CHICAGO, Aug. 1 (Xinhua) -- A small, portable breath monitor, a gas chromatography system, developed at the University of Michigan (UM) can quickly and accurately detect acute respiratory distress syndrome (ARDS), an often deadly disease that causes fluid to leak into the lungs and demands early diagnosis.
Forty-eight patient volunteers at the UM hospital, 21 with ARDS, participated in testing the device.
The device samples a patient's breath through tubing connected to the exhalation port of a mechanical ventilator, and analyzes nearly 100 volatile organic compounds, biomarkers that can not only detect ARDS, but also determine how far along the disease is. As treatment begins, the device can monitor its effectiveness.
The results showed that the device can diagnose ARDS with nearly 90 percent accuracy in as little as 30 minutes.
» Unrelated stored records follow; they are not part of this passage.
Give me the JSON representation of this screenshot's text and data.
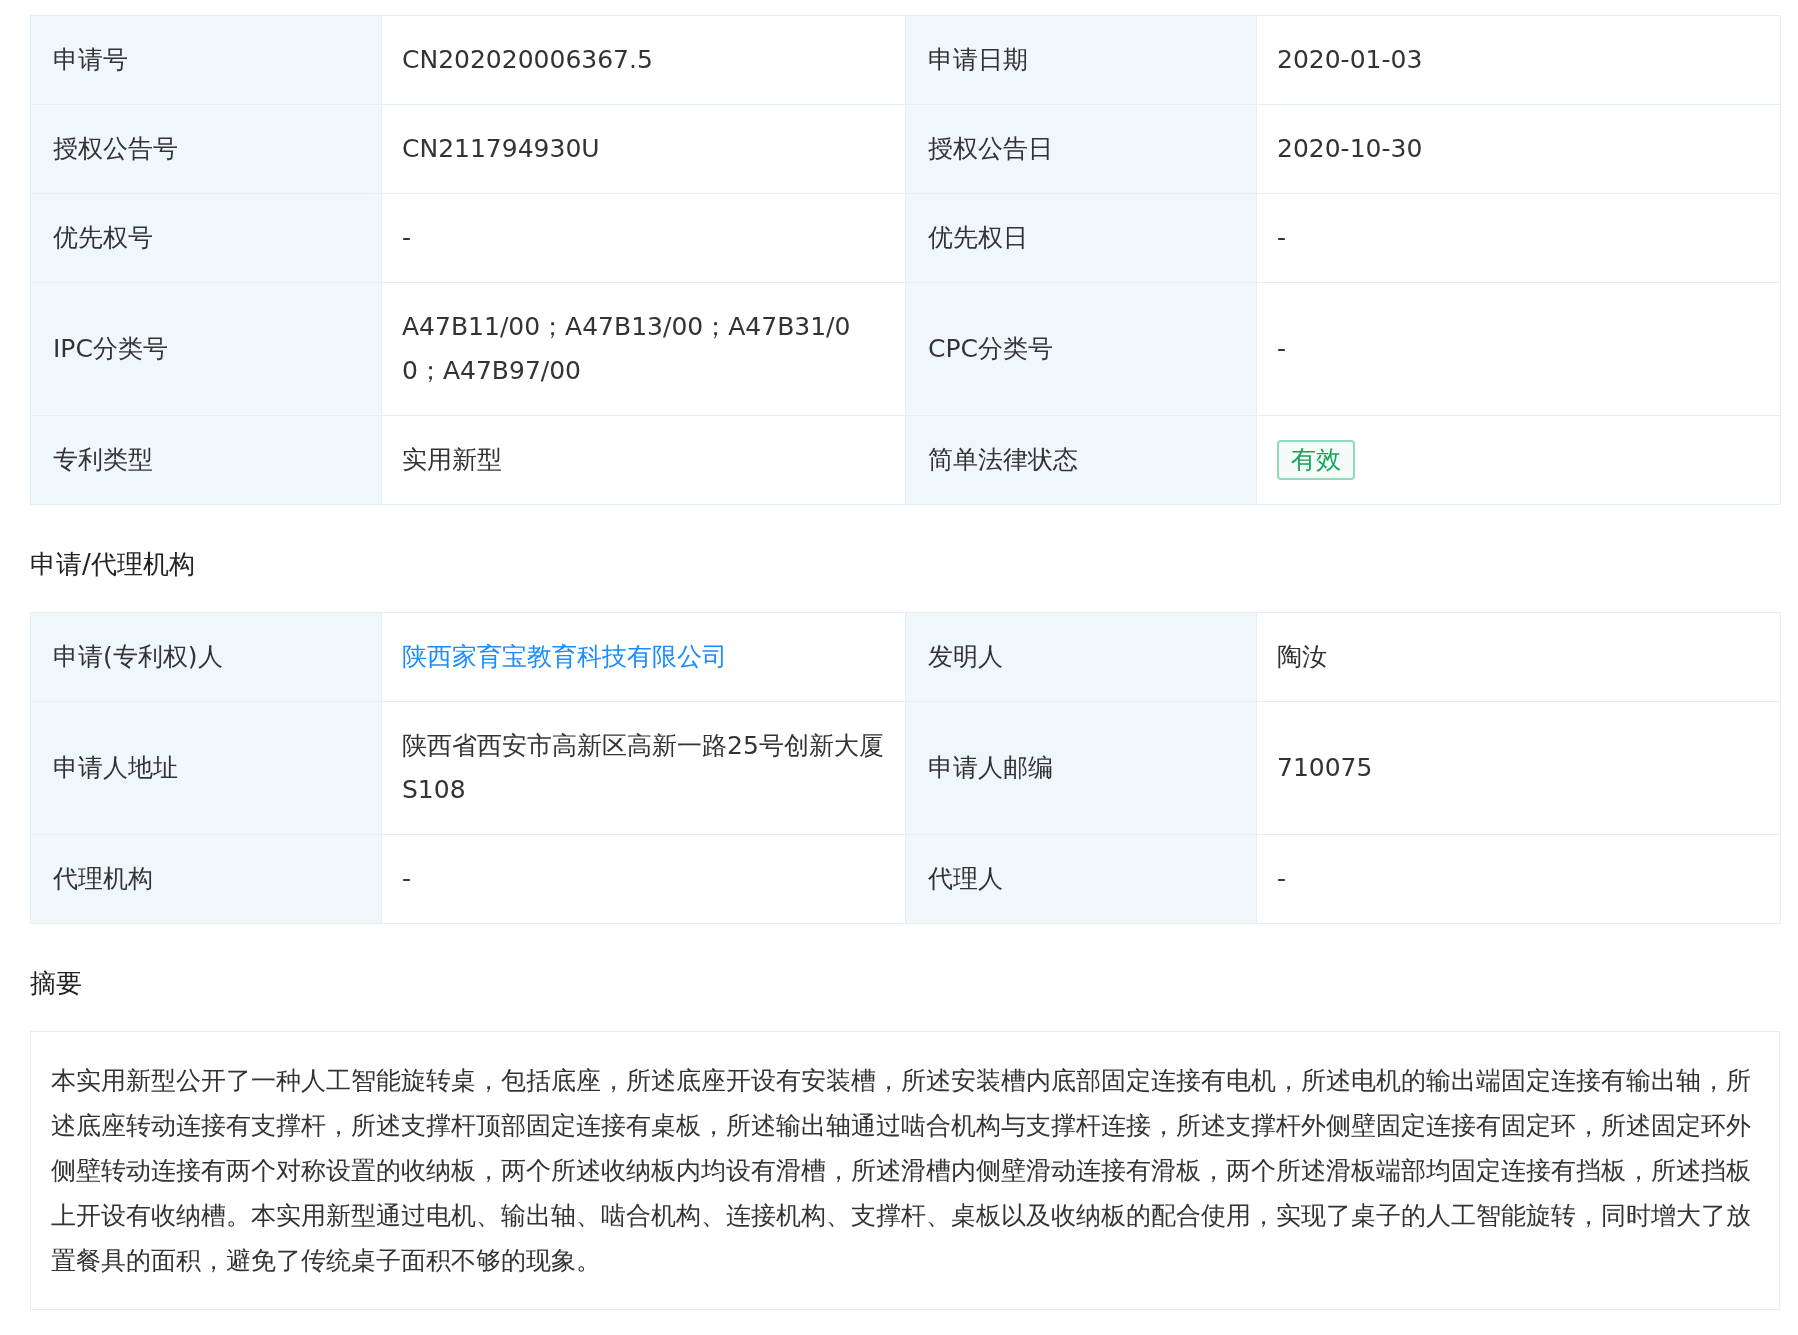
{
  "basic_table": {
    "rows": [
      {
        "cells": [
          {
            "label": "申请号",
            "value": "CN202020006367.5",
            "kind": "text"
          },
          {
            "label": "申请日期",
            "value": "2020-01-03",
            "kind": "text"
          }
        ]
      },
      {
        "cells": [
          {
            "label": "授权公告号",
            "value": "CN211794930U",
            "kind": "text"
          },
          {
            "label": "授权公告日",
            "value": "2020-10-30",
            "kind": "text"
          }
        ]
      },
      {
        "cells": [
          {
            "label": "优先权号",
            "value": "-",
            "kind": "text"
          },
          {
            "label": "优先权日",
            "value": "-",
            "kind": "text"
          }
        ]
      },
      {
        "cells": [
          {
            "label": "IPC分类号",
            "value": "A47B11/00；A47B13/00；A47B31/00；A47B97/00",
            "kind": "text"
          },
          {
            "label": "CPC分类号",
            "value": "-",
            "kind": "text"
          }
        ]
      },
      {
        "cells": [
          {
            "label": "专利类型",
            "value": "实用新型",
            "kind": "text"
          },
          {
            "label": "简单法律状态",
            "value": "有效",
            "kind": "badge"
          }
        ]
      }
    ]
  },
  "agency_section": {
    "title": "申请/代理机构",
    "rows": [
      {
        "cells": [
          {
            "label": "申请(专利权)人",
            "value": "陕西家育宝教育科技有限公司",
            "kind": "link"
          },
          {
            "label": "发明人",
            "value": "陶汝",
            "kind": "text"
          }
        ]
      },
      {
        "cells": [
          {
            "label": "申请人地址",
            "value": "陕西省西安市高新区高新一路25号创新大厦S108",
            "kind": "text"
          },
          {
            "label": "申请人邮编",
            "value": "710075",
            "kind": "text"
          }
        ]
      },
      {
        "cells": [
          {
            "label": "代理机构",
            "value": "-",
            "kind": "text"
          },
          {
            "label": "代理人",
            "value": "-",
            "kind": "text"
          }
        ]
      }
    ]
  },
  "abstract_section": {
    "title": "摘要",
    "text": "本实用新型公开了一种人工智能旋转桌，包括底座，所述底座开设有安装槽，所述安装槽内底部固定连接有电机，所述电机的输出端固定连接有输出轴，所述底座转动连接有支撑杆，所述支撑杆顶部固定连接有桌板，所述输出轴通过啮合机构与支撑杆连接，所述支撑杆外侧壁固定连接有固定环，所述固定环外侧壁转动连接有两个对称设置的收纳板，两个所述收纳板内均设有滑槽，所述滑槽内侧壁滑动连接有滑板，两个所述滑板端部均固定连接有挡板，所述挡板上开设有收纳槽。本实用新型通过电机、输出轴、啮合机构、连接机构、支撑杆、桌板以及收纳板的配合使用，实现了桌子的人工智能旋转，同时增大了放置餐具的面积，避免了传统桌子面积不够的现象。"
  }
}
Moreover, the speed and cost-effectiveness allow it to essentially serve as a real-time monitor for patients, helping to focus and adjust treatments in progress.
"We are able to detect the onset and improvement of the condition before traditional changes in X-rays and blood testing would occur," said Xudong Fan, UM professor of biomedical engineering.
"The most commonly used ARDS prediction tools are only correct about 18 percent of the time," Fan added.
ARDS is a severe state of lung inflammation that can be caused by pneumonia, sepsis, trauma, aspiration or a combination of these. It carries a high mortality rate. In the United States, 200,000 cases are diagnosed each year, resulting in 74,000 deaths.
Many that survive are left with poor lung function and have great difficulty returning to routine daily activities.
The research, posted on UM's website on Thursday, has been published in the journal Analytical and Bioanalytical Chemistry.